Using the data below, copy every line that contains the word "true".

##### GIVEN INFORMATION

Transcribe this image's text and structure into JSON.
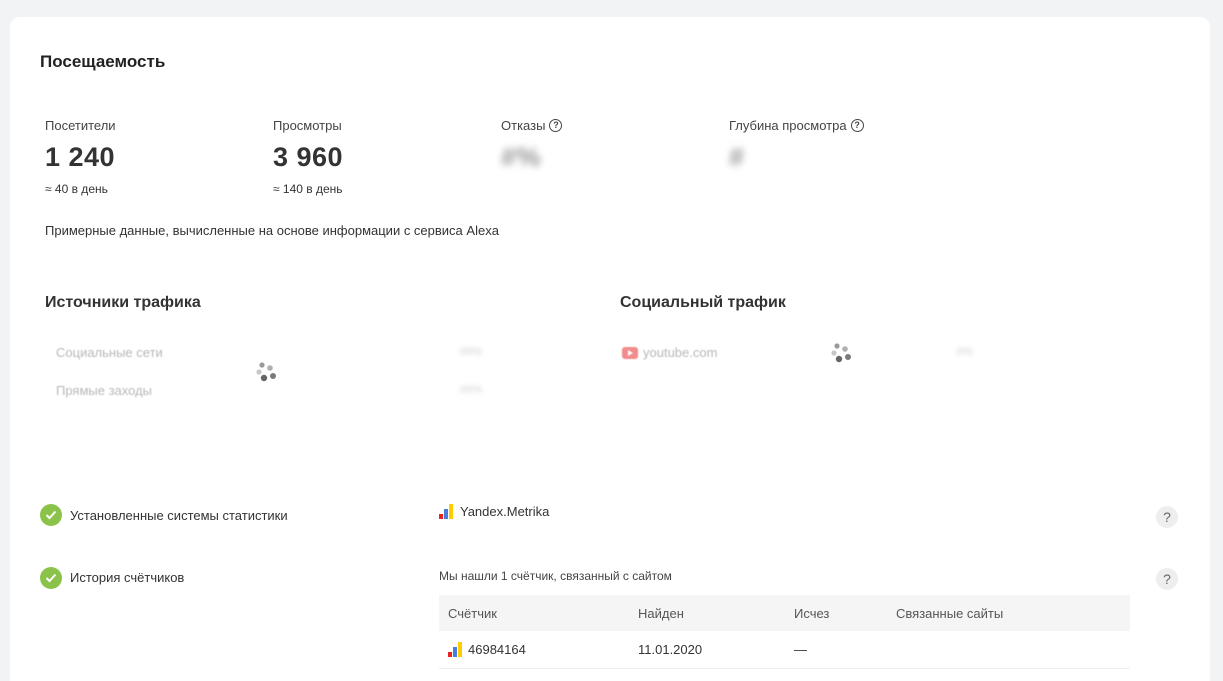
{
  "section_title": "Посещаемость",
  "metrics": [
    {
      "label": "Посетители",
      "value": "1 240",
      "sub": "≈ 40 в день"
    },
    {
      "label": "Просмотры",
      "value": "3 960",
      "sub": "≈ 140 в день"
    },
    {
      "label": "Отказы",
      "value": "#%",
      "help": "?"
    },
    {
      "label": "Глубина просмотра",
      "value": "#",
      "help": "?"
    }
  ],
  "note": "Примерные данные, вычисленные на основе информации с сервиса Alexa",
  "traffic_sources": {
    "title": "Источники трафика",
    "items": [
      {
        "label": "Социальные сети",
        "value": "##%"
      },
      {
        "label": "Прямые заходы",
        "value": "##%"
      }
    ]
  },
  "social_traffic": {
    "title": "Социальный трафик",
    "items": [
      {
        "label": "youtube.com",
        "value": "#%"
      }
    ]
  },
  "stats_systems": {
    "label": "Установленные системы статистики",
    "value": "Yandex.Metrika",
    "help": "?"
  },
  "counter_history": {
    "label": "История счётчиков",
    "summary": "Мы нашли 1 счётчик, связанный с сайтом",
    "help": "?",
    "columns": [
      "Счётчик",
      "Найден",
      "Исчез",
      "Связанные сайты"
    ],
    "rows": [
      {
        "counter": "46984164",
        "found": "11.01.2020",
        "gone": "—",
        "related": ""
      }
    ]
  },
  "colors": {
    "check_green": "#8bc34a",
    "youtube_red": "#e53935",
    "metrika_red": "#e52620",
    "metrika_blue": "#4a7ddb",
    "metrika_yellow": "#ffcc00"
  }
}
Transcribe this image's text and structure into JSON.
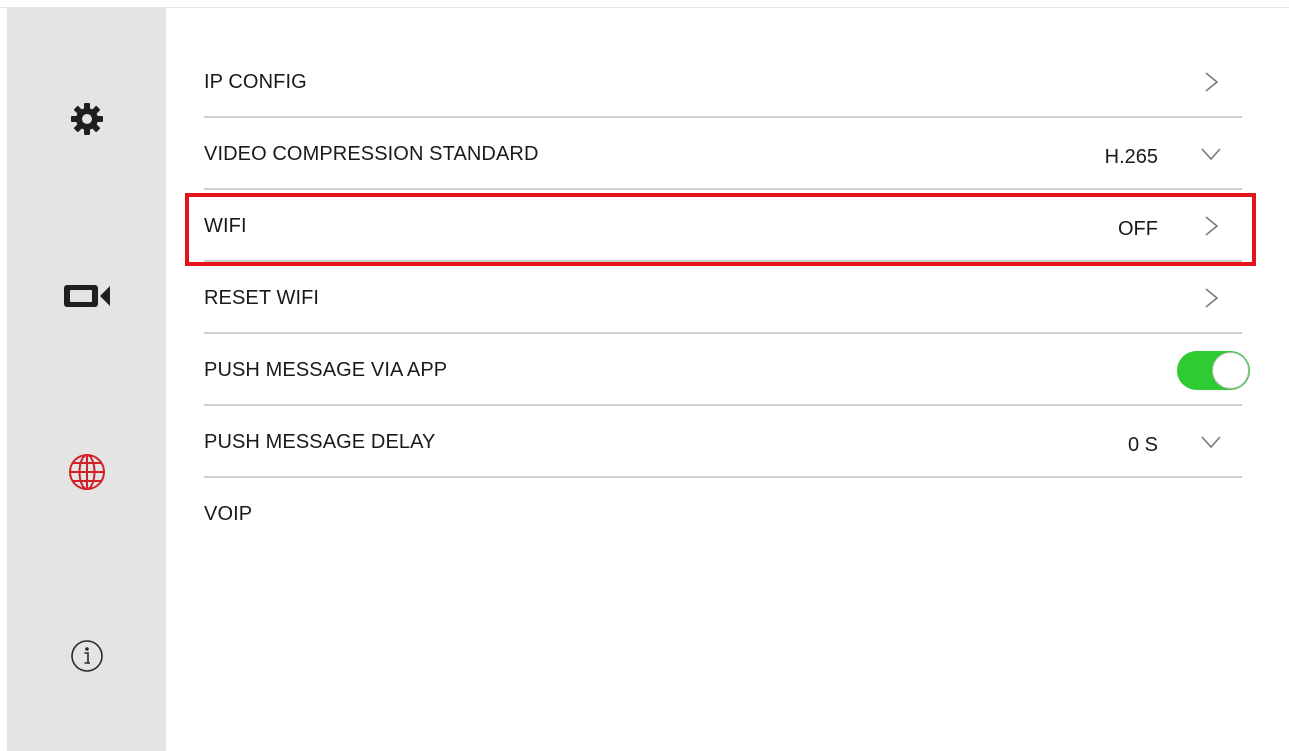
{
  "sidebar": {
    "items": [
      {
        "icon": "gear-icon",
        "color": "#1f1f1f"
      },
      {
        "icon": "video-camera-icon",
        "color": "#1f1f1f"
      },
      {
        "icon": "globe-icon",
        "color": "#d2202a",
        "active": true
      },
      {
        "icon": "info-icon",
        "color": "#2a2a2a"
      }
    ]
  },
  "settings": {
    "rows": [
      {
        "label": "IP CONFIG",
        "value": "",
        "control": "chevron-right"
      },
      {
        "label": "VIDEO COMPRESSION STANDARD",
        "value": "H.265",
        "control": "chevron-down"
      },
      {
        "label": "WIFI",
        "value": "OFF",
        "control": "chevron-right",
        "highlighted": true
      },
      {
        "label": "RESET WIFI",
        "value": "",
        "control": "chevron-right"
      },
      {
        "label": "PUSH MESSAGE VIA APP",
        "value": "",
        "control": "toggle",
        "toggle_on": true
      },
      {
        "label": "PUSH MESSAGE DELAY",
        "value": "0 S",
        "control": "chevron-down"
      },
      {
        "label": "VOIP",
        "value": "",
        "control": "none"
      }
    ]
  },
  "colors": {
    "sidebar_bg": "#e4e4e4",
    "divider": "#cfcfcf",
    "toggle_on": "#2ecb32",
    "highlight_border": "#e3141b",
    "active_icon": "#d2202a"
  }
}
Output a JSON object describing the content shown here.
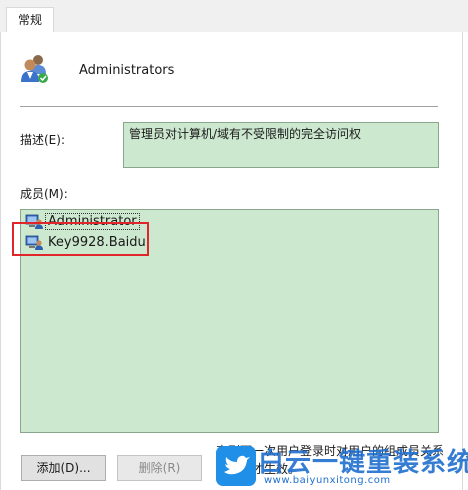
{
  "tabs": [
    {
      "label": "常规",
      "active": true
    }
  ],
  "group": {
    "name": "Administrators",
    "icon": "users-group-icon"
  },
  "description": {
    "label": "描述(E):",
    "value": "管理员对计算机/域有不受限制的完全访问权"
  },
  "members": {
    "label": "成员(M):",
    "items": [
      {
        "name": "Administrator",
        "icon": "user-icon"
      },
      {
        "name": "Key9928.Baidu",
        "icon": "user-icon"
      }
    ]
  },
  "buttons": {
    "add_label": "添加(D)...",
    "remove_label": "删除(R)"
  },
  "note": "直到下一次用户登录时对用户的组成员关系的更改才生效。",
  "watermark": {
    "title": "白云一键重装系统",
    "url": "www.baiyunxitong.com"
  },
  "colors": {
    "field_bg": "#cce8cf",
    "highlight": "#e0262b",
    "watermark": "#1f6fcf"
  }
}
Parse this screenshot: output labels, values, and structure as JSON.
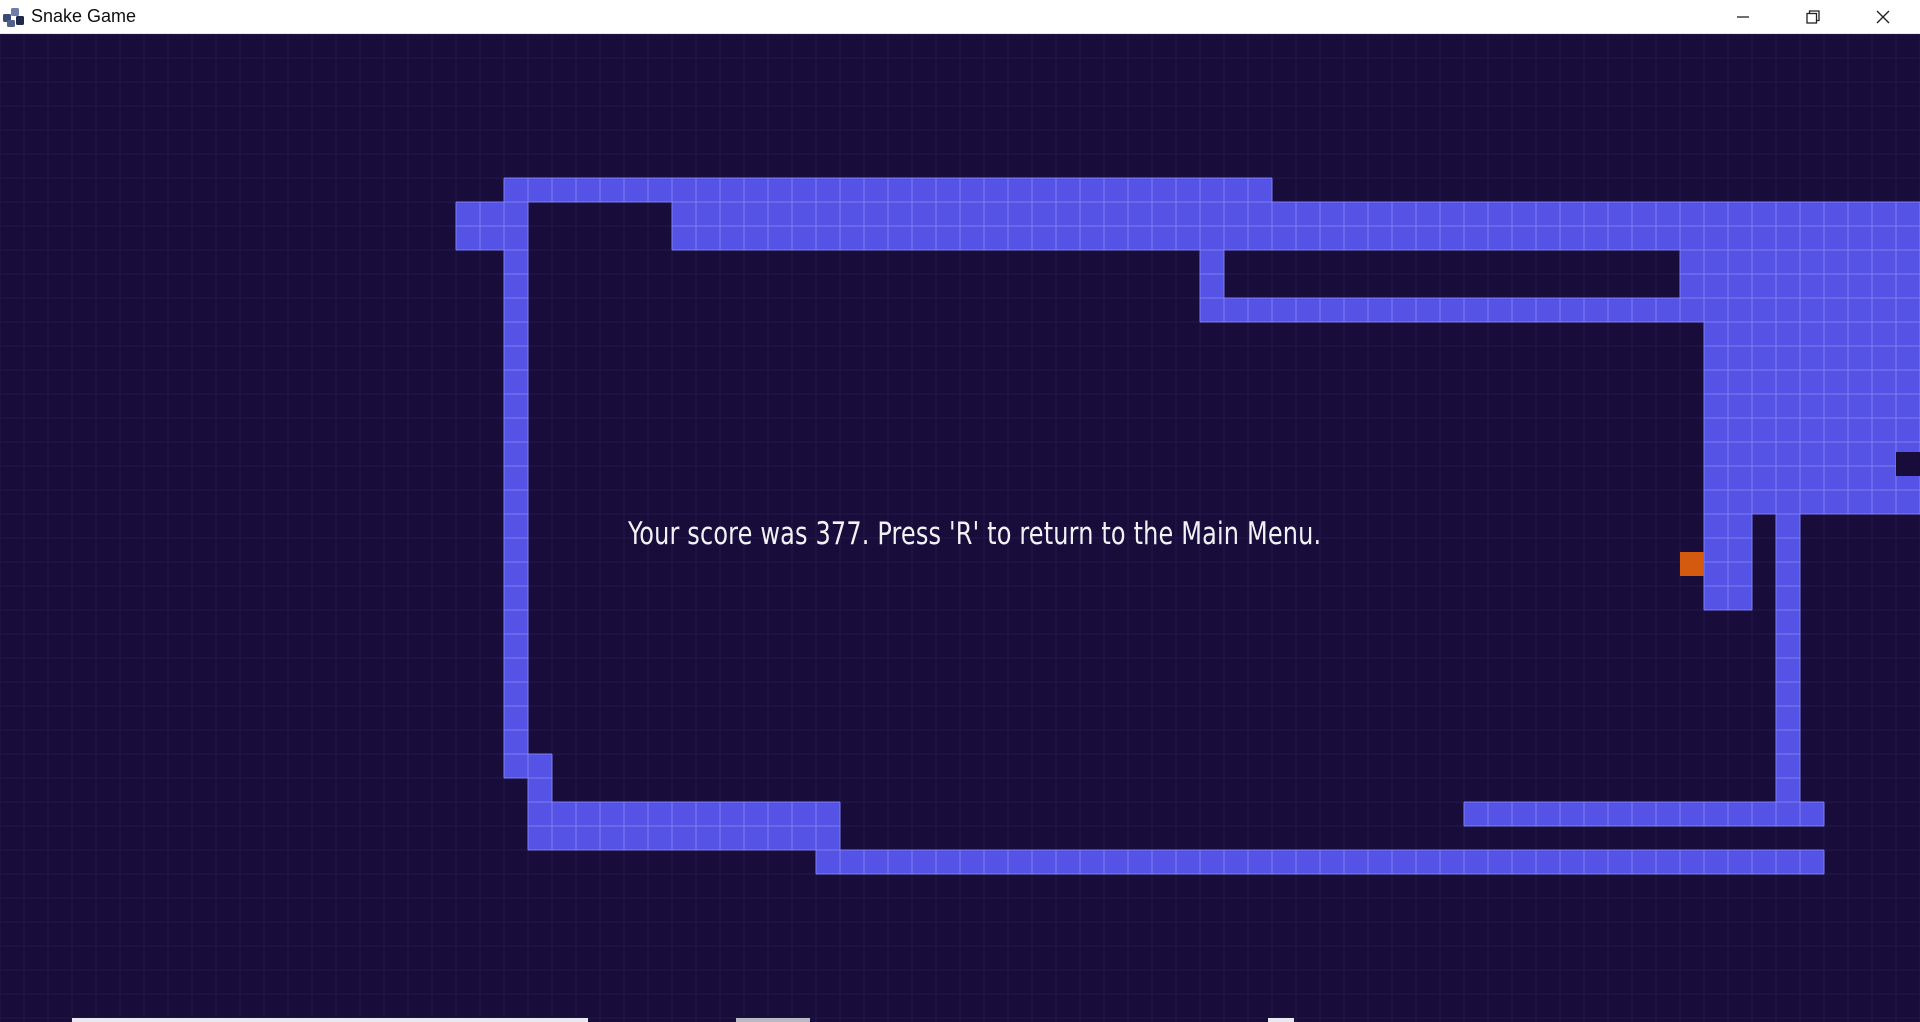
{
  "window": {
    "title": "Snake Game",
    "icons": {
      "app": "snake-game-app-icon",
      "minimize": "minimize-icon",
      "maximize": "restore-icon",
      "close": "close-icon"
    }
  },
  "game": {
    "message": "Your score was 377. Press 'R' to return to the Main Menu.",
    "colors": {
      "background": "#180c3a",
      "grid_line": "#24184c",
      "snake": "#5552e6",
      "snake_cell_border": "#7e7df0",
      "food": "#d45a10",
      "text": "#f2f2f6"
    }
  }
}
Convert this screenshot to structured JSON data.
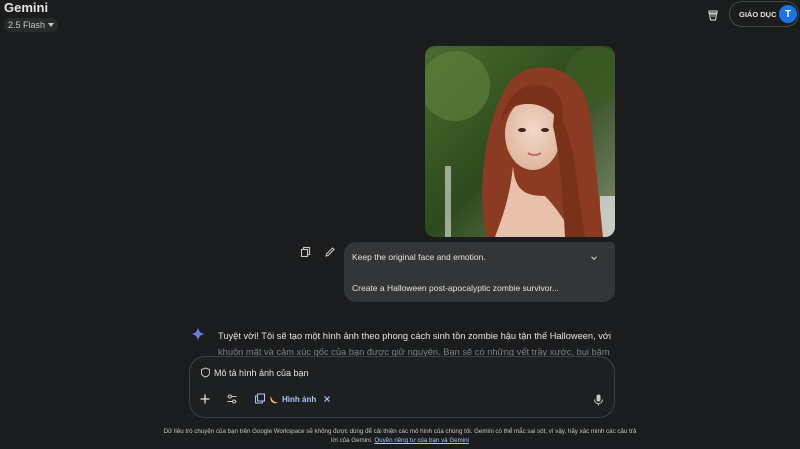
{
  "app": {
    "title": "Gemini",
    "model": "2.5 Flash"
  },
  "header": {
    "edu_label": "GIÁO DỤC",
    "avatar_letter": "T"
  },
  "user_message": {
    "line1": "Keep the original face and emotion.",
    "line2": "Create a Halloween post-apocalyptic zombie survivor..."
  },
  "response": {
    "visible": "Tuyệt vời! Tôi sẽ tạo một hình ảnh theo phong cách sinh tồn zombie hậu tận thế Halloween, với",
    "faded": "khuôn mặt và cảm xúc gốc của bạn được giữ nguyên. Bạn sẽ có những vết trầy xước, bụi bặm"
  },
  "input": {
    "placeholder": "Mô tả hình ảnh của bạn",
    "tool_chip": "Hình ảnh"
  },
  "footer": {
    "text": "Dữ liệu trò chuyện của bạn trên Google Workspace sẽ không được dùng để cải thiện các mô hình của chúng tôi. Gemini có thể mắc sai sót, vì vậy, hãy xác minh các câu trả lời của Gemini.",
    "link": "Quyền riêng tư của bạn và Gemini"
  },
  "icons": [
    "bucket-icon",
    "copy-icon",
    "edit-icon",
    "chevron-down-icon",
    "sparkle-icon",
    "shield-icon",
    "plus-icon",
    "tune-icon",
    "image-gallery-icon",
    "banana-icon",
    "close-icon",
    "mic-icon"
  ],
  "colors": {
    "background": "#1b1c1d",
    "bubble": "#333537",
    "accent": "#a8c7fa",
    "avatar": "#1a73e8"
  }
}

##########

▸ RESULT BELOW:
        "active": true
        "highlighted": true
        "toggle_on": true
      "active": true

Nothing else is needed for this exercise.